submitted on 2024-03-06, 09:42 and posted on 2024-03-06, 09:42 authored by Justin D Martin, S Shageaa Naqvi, Klaus Schoenbach

This study examined concerns about Internet surveillance among Internet users in Saudi Arabia, Tunisia, Lebanon, Qatar, and the UAE ( N = 4160). Despite common stereotypes about how variables like gender, youth, income, nationality, and liberal or conservative ideology affect political and cultural attitudes in Arab countries, these indicators were not significant predictors of concerns about online surveillance by governments and companies. Arab nationals reported greater concern about companies monitoring their online activity, while expatriates were more worried about government surveillance. The study uses literature on the attribute substitution heuristic to discuss how people might form stereotypes about large groups.

Other Information

Published in: New Media & Society
License: https://creativecommons.org/licenses/by/4.0/
See article on publisher's website: https://dx.doi.org/10.1177/1461444818821369

Funding

Open Access funding provided by the Qatar National Library.

History

Language

  • English

Publisher

Sage

Publication Year

  • 2019

License statement

This Item is licensed under the Creative Commons Attribution 4.0 International License.

Institution affiliated with

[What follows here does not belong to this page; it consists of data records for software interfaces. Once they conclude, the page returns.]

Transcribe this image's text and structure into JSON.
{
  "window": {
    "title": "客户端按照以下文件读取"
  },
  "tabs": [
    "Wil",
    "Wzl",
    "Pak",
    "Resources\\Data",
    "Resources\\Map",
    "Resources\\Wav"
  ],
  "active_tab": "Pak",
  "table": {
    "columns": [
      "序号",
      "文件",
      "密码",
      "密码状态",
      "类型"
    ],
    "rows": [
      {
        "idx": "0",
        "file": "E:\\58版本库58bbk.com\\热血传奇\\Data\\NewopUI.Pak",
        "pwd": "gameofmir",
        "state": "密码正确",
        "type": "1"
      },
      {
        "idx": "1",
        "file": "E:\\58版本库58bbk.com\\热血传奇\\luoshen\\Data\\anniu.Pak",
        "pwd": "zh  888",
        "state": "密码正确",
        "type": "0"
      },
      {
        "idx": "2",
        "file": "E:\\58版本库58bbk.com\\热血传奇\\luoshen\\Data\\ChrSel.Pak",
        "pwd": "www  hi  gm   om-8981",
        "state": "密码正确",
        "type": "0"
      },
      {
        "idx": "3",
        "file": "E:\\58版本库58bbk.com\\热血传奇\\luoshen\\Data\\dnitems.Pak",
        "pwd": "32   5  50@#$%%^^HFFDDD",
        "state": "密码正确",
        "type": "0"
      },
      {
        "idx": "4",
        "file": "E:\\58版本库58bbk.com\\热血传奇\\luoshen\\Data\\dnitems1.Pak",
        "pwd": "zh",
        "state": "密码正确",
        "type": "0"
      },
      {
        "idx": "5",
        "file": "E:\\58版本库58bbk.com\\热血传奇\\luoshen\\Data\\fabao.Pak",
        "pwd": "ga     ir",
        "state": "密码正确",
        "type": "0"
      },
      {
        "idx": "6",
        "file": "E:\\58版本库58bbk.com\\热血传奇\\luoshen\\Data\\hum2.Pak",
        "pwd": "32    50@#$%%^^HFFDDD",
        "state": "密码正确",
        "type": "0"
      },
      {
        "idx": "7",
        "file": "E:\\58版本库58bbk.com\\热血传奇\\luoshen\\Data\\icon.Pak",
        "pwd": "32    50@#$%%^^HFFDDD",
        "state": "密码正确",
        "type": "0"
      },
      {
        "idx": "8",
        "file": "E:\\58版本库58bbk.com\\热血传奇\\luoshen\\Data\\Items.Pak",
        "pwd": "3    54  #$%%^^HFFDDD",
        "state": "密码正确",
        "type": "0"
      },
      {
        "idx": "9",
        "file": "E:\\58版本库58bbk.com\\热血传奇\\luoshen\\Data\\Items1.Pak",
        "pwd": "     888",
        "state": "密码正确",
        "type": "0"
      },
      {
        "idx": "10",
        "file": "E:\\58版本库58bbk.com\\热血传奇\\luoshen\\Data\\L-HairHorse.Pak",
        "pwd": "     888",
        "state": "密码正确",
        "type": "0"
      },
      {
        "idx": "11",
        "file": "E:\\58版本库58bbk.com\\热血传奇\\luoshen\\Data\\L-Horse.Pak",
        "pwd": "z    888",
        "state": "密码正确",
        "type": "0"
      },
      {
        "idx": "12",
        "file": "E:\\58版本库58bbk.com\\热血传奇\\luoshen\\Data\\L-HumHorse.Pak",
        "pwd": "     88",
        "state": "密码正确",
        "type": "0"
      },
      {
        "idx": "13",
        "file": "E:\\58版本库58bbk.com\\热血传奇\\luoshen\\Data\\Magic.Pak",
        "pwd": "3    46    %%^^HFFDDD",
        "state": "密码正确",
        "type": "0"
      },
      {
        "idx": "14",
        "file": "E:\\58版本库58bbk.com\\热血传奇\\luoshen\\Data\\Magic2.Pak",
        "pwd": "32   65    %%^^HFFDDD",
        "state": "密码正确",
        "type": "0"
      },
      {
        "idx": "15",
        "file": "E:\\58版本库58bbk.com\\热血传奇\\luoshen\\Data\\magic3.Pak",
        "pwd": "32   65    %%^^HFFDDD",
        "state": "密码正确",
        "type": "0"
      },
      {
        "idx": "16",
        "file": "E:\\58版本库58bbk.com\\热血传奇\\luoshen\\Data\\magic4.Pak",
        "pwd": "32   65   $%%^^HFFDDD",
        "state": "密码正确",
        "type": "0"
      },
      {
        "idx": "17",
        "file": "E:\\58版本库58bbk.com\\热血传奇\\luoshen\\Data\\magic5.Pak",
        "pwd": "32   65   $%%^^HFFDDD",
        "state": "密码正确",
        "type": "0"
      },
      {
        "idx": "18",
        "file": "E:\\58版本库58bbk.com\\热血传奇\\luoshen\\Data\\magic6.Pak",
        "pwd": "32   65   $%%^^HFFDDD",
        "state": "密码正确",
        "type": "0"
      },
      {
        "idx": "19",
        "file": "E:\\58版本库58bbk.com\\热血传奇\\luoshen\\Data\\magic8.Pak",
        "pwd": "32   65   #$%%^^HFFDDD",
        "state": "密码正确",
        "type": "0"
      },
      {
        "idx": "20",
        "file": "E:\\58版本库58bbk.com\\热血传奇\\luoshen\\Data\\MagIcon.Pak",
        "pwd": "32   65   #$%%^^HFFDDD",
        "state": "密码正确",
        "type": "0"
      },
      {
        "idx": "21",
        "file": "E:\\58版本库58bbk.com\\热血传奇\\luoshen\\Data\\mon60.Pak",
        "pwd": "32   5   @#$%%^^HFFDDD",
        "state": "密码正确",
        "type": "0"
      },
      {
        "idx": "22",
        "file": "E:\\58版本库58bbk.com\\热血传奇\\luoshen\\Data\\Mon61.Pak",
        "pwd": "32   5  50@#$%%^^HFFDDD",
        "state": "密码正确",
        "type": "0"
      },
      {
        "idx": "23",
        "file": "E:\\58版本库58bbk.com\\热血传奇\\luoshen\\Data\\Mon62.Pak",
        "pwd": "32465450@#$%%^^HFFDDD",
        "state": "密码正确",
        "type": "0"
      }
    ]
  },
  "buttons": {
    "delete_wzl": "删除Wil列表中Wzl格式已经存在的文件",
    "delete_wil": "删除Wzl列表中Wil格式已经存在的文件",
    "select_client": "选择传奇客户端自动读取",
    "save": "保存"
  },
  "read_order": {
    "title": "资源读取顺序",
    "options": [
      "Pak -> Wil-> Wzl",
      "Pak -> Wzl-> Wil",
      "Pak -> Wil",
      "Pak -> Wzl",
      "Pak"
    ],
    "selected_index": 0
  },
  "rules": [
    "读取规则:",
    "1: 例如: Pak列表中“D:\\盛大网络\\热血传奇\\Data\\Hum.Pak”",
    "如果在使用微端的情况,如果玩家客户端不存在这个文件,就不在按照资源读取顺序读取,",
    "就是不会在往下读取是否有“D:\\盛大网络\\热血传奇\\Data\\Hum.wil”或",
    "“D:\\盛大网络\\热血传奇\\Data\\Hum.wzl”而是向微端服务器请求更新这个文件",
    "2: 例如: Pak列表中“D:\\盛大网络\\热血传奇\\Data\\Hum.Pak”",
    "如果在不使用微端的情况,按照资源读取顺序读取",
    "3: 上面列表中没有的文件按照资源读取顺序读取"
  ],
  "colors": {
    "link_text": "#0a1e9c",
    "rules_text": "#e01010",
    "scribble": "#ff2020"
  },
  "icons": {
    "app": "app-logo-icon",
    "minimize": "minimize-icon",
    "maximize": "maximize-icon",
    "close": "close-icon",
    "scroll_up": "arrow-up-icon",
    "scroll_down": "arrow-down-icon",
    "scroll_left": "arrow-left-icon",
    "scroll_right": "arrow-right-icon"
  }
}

  • Northwestern University in Qatar

Geographic coverage

North Africa and the Middle East (MENA)